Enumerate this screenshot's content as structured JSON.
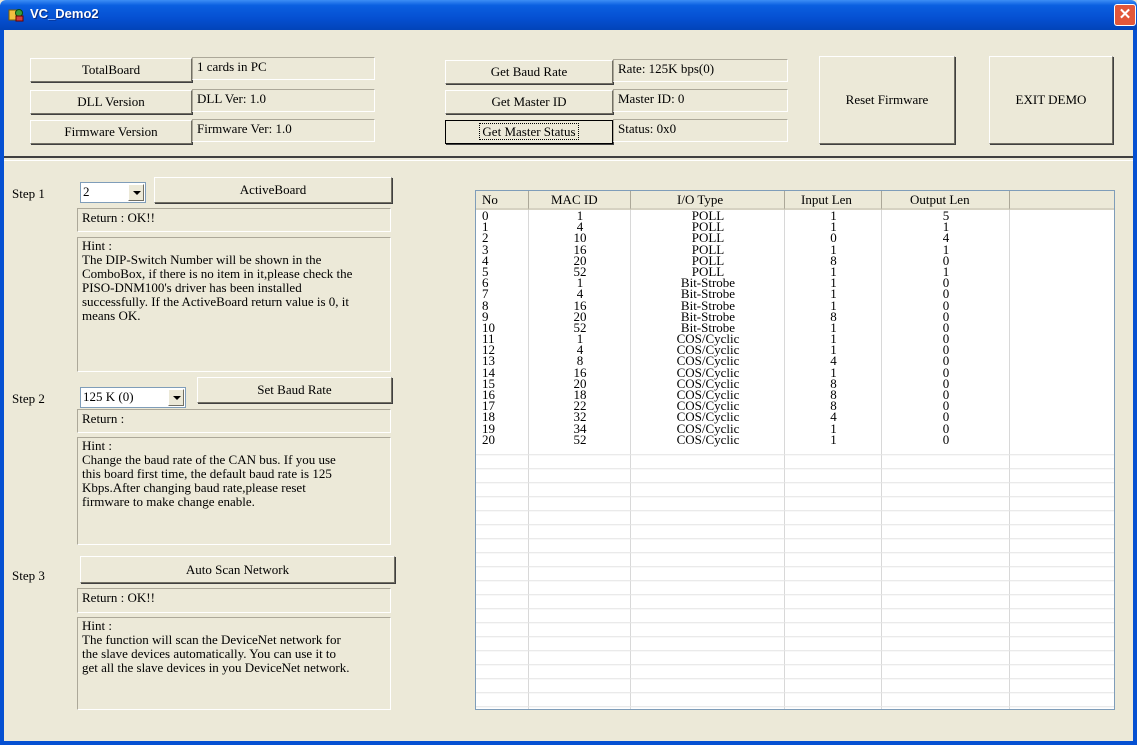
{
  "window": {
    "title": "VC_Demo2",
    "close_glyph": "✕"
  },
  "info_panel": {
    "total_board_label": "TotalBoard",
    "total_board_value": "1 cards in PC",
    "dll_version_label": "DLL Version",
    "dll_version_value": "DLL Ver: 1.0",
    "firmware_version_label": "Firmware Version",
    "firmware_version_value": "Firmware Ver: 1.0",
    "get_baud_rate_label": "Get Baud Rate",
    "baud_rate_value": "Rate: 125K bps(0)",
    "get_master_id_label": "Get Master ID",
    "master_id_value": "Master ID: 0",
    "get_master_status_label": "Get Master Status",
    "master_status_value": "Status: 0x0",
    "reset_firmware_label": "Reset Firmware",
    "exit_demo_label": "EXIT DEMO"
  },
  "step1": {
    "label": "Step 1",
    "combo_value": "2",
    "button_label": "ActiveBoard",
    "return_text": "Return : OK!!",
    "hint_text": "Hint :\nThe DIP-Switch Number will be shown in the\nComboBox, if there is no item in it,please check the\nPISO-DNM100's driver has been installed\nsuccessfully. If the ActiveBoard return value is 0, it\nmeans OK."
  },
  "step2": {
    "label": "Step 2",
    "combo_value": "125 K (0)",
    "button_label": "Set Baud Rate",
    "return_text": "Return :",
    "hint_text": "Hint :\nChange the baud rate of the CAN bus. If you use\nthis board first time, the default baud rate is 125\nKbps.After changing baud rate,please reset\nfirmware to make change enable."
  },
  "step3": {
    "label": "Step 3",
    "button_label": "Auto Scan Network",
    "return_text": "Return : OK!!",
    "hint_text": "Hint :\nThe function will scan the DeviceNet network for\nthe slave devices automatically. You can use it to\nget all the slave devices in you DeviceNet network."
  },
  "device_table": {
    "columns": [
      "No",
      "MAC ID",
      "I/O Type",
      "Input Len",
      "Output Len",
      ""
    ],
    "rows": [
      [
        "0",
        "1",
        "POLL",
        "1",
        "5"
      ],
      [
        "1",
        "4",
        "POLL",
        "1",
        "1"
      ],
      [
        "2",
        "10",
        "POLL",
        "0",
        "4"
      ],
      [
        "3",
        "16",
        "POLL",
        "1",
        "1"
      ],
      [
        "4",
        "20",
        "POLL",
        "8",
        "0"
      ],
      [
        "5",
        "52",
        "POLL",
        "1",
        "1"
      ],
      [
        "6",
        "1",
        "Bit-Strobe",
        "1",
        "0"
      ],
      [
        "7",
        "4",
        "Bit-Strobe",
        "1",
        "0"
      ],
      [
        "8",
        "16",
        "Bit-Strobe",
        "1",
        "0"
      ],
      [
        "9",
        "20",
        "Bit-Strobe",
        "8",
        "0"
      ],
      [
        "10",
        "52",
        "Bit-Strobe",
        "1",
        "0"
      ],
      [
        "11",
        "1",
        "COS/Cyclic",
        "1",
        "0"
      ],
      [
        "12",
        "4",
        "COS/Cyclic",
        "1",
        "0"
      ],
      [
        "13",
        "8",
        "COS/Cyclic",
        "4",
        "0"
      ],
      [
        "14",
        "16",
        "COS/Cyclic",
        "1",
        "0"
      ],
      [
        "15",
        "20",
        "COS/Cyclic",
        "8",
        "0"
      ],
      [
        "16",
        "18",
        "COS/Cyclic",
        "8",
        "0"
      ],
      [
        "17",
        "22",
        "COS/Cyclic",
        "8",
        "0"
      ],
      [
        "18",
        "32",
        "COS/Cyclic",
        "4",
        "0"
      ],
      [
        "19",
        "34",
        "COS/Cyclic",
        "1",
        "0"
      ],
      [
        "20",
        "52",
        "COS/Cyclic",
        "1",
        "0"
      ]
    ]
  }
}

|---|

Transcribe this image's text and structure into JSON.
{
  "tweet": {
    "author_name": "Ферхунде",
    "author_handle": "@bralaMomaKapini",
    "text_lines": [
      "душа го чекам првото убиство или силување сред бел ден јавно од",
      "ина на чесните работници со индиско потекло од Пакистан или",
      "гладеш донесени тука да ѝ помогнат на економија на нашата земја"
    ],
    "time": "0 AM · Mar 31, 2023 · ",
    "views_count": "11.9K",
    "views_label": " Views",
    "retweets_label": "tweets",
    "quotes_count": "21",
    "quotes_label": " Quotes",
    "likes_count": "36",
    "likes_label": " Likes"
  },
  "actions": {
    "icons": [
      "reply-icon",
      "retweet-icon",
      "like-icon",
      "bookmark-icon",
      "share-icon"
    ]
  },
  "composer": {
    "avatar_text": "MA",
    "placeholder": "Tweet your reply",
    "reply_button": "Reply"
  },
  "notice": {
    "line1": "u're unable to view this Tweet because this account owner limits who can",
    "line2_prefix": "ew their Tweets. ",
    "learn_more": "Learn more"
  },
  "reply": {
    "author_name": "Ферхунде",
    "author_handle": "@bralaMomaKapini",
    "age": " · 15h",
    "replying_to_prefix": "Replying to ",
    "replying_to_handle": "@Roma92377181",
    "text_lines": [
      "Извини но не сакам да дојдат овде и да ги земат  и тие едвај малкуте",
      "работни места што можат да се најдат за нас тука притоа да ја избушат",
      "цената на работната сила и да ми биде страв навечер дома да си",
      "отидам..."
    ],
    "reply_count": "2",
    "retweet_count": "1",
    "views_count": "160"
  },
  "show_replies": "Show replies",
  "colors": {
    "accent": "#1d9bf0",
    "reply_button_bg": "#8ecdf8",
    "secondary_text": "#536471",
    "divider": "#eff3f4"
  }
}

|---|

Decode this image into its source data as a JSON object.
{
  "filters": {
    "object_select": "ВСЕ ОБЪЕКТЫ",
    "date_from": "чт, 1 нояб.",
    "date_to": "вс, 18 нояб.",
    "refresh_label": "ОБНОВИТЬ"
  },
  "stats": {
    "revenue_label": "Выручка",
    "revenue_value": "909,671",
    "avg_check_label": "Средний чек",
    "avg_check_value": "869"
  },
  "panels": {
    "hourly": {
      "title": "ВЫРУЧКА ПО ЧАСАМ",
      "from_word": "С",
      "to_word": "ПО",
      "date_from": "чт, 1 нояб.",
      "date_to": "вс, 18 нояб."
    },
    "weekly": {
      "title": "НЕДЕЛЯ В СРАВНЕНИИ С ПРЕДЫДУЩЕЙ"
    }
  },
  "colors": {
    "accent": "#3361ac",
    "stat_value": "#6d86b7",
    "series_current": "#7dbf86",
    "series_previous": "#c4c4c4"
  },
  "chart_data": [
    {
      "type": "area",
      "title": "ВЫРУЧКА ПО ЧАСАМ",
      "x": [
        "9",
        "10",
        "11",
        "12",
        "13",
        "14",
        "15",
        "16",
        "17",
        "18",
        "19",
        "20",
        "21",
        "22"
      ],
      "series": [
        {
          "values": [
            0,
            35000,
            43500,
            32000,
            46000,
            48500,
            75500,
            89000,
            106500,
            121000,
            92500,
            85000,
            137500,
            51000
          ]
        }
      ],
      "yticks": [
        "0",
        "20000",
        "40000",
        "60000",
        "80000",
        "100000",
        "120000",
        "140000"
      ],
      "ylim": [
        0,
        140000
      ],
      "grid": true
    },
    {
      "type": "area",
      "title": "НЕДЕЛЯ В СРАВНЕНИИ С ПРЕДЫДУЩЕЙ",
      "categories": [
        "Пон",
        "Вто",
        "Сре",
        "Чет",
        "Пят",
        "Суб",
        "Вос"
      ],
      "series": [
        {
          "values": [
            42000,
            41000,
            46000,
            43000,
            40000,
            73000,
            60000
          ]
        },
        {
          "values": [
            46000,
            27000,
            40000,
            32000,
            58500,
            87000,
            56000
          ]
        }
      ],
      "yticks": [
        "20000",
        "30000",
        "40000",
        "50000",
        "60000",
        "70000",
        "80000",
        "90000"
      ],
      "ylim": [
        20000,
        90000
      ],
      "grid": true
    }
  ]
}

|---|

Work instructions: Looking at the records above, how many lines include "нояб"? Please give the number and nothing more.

Task response: 4